Prompt:
Go through the entries below and pick out every line with "LifeExpectation".

Given information below:

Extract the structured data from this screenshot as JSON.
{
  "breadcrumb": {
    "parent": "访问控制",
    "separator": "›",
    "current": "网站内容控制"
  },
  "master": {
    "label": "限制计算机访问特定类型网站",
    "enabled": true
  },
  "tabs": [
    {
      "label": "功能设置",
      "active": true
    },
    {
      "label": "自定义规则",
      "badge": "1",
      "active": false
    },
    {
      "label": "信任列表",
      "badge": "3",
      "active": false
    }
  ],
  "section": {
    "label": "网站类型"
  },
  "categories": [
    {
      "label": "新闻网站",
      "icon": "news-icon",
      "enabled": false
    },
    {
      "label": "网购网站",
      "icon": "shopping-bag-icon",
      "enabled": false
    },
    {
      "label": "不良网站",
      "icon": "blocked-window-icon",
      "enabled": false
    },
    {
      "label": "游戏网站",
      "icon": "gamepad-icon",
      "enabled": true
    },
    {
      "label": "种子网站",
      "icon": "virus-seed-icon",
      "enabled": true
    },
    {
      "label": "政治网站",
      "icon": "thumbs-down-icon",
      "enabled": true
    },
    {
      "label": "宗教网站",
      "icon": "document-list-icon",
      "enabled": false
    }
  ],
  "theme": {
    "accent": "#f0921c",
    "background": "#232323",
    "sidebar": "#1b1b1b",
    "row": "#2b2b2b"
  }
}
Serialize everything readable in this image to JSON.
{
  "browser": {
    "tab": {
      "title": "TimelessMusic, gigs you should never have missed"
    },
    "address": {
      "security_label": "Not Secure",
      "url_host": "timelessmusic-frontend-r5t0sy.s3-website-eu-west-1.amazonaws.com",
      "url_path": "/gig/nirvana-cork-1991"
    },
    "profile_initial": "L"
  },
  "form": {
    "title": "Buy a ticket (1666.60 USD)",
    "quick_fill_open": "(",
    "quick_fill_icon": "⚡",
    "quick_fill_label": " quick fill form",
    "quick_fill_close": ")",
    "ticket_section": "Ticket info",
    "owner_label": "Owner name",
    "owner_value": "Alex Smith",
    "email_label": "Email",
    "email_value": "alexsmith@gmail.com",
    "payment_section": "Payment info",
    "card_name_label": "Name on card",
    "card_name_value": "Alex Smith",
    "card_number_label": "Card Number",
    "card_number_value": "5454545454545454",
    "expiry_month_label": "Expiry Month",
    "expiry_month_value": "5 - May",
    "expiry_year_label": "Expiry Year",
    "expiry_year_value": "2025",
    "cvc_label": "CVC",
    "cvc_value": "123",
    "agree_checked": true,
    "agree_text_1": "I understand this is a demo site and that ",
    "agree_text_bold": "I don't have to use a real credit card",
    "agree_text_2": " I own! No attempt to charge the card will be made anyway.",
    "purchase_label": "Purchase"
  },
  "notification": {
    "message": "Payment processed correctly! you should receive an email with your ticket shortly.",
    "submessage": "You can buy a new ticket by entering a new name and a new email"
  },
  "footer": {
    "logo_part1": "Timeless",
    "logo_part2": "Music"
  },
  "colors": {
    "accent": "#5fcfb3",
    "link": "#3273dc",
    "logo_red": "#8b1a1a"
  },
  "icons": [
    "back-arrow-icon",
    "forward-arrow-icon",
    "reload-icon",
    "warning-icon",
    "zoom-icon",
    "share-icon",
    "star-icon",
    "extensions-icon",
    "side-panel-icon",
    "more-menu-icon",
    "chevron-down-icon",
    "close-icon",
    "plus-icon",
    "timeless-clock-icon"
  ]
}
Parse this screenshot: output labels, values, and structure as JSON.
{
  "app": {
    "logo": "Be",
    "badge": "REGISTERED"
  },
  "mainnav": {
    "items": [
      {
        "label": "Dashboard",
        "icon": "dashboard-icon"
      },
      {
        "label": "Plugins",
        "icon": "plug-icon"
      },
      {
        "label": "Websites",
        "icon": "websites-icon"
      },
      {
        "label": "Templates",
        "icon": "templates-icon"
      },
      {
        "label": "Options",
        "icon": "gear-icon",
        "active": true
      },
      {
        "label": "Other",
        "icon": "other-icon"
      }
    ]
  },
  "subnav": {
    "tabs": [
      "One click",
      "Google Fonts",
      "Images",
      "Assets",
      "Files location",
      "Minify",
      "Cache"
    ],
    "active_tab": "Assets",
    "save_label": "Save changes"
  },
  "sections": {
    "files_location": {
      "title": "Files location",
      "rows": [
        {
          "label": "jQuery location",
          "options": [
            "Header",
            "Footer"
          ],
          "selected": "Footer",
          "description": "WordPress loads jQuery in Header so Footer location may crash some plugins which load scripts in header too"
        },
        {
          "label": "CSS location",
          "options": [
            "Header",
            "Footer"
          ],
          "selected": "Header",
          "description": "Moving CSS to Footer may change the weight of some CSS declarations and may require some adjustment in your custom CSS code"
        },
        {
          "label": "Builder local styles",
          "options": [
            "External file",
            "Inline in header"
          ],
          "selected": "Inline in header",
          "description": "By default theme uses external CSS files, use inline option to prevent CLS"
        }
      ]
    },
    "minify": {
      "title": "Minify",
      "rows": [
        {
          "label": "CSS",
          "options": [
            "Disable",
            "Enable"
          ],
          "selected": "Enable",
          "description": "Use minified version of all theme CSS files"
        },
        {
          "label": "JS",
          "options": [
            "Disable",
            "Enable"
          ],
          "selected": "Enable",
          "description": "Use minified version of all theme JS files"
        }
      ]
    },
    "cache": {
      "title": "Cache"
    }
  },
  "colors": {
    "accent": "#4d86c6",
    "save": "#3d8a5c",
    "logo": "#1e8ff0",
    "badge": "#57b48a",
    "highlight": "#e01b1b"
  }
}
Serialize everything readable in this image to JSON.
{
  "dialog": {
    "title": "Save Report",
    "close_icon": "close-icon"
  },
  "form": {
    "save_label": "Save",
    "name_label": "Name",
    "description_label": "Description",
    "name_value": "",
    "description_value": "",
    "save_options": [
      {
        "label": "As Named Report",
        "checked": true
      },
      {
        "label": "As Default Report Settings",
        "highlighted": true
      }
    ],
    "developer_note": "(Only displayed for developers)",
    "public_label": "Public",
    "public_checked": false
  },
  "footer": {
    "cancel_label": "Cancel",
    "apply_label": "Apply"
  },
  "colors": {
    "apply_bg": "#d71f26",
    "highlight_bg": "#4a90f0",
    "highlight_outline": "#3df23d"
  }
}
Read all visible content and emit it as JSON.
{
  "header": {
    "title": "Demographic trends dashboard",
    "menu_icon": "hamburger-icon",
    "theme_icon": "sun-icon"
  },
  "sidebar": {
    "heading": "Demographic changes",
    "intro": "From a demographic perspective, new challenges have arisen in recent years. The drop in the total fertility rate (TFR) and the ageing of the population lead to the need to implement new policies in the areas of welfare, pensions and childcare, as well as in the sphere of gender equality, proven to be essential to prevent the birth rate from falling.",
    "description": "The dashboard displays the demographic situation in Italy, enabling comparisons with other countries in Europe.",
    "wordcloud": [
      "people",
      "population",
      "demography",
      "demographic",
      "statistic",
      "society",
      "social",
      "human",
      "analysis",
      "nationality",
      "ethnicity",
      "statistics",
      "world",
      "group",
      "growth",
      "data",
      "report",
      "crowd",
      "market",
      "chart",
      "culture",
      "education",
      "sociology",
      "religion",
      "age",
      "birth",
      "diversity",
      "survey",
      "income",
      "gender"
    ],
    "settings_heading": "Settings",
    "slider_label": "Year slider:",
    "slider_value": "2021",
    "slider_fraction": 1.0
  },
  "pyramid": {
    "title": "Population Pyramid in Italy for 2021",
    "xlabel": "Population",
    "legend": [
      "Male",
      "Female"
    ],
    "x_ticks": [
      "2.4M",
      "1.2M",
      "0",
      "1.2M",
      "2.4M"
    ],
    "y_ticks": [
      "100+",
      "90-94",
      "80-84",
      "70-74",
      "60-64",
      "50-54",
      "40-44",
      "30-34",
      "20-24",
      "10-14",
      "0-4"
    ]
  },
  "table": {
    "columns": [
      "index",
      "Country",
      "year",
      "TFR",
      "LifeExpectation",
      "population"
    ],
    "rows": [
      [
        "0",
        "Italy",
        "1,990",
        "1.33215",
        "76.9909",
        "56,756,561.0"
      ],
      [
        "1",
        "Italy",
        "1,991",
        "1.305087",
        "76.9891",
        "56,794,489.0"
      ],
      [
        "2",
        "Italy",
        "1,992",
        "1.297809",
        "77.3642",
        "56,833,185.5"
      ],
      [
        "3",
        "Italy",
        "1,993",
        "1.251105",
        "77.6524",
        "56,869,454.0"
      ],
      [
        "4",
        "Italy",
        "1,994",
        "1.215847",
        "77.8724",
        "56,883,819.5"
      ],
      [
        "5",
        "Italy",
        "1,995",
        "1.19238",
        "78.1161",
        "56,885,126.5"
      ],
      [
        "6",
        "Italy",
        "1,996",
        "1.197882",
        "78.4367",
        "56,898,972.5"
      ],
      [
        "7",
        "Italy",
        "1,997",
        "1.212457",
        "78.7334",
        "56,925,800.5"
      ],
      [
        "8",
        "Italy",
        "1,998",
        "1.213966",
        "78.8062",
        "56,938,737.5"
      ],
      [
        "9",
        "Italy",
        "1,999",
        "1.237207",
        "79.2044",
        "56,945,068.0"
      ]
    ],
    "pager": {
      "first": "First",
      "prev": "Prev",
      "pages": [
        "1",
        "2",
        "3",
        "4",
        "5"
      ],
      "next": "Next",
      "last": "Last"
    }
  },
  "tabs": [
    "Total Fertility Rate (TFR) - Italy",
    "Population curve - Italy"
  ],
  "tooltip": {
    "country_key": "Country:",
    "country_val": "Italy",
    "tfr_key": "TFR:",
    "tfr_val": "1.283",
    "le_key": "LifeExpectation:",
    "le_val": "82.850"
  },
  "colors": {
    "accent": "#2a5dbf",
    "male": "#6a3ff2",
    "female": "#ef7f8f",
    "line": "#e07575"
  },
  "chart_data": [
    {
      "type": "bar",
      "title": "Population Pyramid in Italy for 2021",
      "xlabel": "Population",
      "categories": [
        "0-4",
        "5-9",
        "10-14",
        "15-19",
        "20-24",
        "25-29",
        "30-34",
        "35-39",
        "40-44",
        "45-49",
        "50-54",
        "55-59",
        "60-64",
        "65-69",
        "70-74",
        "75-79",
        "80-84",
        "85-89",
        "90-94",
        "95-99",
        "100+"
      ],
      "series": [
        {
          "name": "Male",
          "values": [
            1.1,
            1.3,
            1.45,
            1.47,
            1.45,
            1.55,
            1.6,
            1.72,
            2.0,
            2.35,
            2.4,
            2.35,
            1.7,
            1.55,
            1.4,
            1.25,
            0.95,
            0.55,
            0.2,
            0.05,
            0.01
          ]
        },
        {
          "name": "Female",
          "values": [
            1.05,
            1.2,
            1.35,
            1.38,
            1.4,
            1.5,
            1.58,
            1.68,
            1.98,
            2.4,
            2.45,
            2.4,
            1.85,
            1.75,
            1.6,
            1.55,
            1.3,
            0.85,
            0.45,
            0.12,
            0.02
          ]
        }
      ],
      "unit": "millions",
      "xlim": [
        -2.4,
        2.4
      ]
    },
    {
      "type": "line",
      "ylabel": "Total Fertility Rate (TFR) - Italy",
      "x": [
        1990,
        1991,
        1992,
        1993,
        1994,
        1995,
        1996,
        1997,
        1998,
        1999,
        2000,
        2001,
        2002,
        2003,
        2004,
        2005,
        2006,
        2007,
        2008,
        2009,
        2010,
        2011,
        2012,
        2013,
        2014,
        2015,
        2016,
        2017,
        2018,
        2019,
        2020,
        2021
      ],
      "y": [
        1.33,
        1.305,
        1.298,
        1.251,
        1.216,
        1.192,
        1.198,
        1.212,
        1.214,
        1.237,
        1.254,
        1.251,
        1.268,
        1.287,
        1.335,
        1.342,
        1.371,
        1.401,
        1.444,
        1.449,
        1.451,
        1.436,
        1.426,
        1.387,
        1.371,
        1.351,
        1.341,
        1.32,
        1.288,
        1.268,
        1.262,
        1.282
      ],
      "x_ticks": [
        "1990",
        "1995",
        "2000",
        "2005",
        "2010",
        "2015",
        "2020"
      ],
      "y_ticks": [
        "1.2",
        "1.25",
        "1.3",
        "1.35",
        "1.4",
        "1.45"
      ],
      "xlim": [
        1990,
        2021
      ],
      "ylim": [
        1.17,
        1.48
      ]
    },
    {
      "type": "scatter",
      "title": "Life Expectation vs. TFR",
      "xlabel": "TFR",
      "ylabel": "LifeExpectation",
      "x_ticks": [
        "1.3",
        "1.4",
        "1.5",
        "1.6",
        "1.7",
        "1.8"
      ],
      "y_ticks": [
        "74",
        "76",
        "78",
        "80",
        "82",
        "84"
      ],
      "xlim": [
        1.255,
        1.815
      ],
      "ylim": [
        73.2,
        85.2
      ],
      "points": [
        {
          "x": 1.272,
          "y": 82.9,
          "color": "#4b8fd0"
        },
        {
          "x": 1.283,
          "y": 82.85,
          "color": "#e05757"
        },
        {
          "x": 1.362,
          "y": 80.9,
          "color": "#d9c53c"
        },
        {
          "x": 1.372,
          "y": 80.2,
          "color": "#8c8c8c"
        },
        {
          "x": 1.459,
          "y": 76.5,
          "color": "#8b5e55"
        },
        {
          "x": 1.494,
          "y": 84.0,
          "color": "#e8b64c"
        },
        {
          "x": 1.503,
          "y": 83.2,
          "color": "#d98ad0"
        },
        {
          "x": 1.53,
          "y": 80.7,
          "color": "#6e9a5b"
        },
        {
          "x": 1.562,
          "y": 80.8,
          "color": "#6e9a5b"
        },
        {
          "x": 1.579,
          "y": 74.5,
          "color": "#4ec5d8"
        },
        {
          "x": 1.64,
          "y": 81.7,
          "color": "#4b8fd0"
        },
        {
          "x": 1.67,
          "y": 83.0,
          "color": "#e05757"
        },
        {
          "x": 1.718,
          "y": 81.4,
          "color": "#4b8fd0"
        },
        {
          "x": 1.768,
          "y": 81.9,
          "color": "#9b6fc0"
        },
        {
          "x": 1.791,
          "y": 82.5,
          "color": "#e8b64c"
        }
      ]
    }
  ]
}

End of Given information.

Task output:
      "LifeExpectation",
    "le_key": "LifeExpectation:",
      "ylabel": "LifeExpectation",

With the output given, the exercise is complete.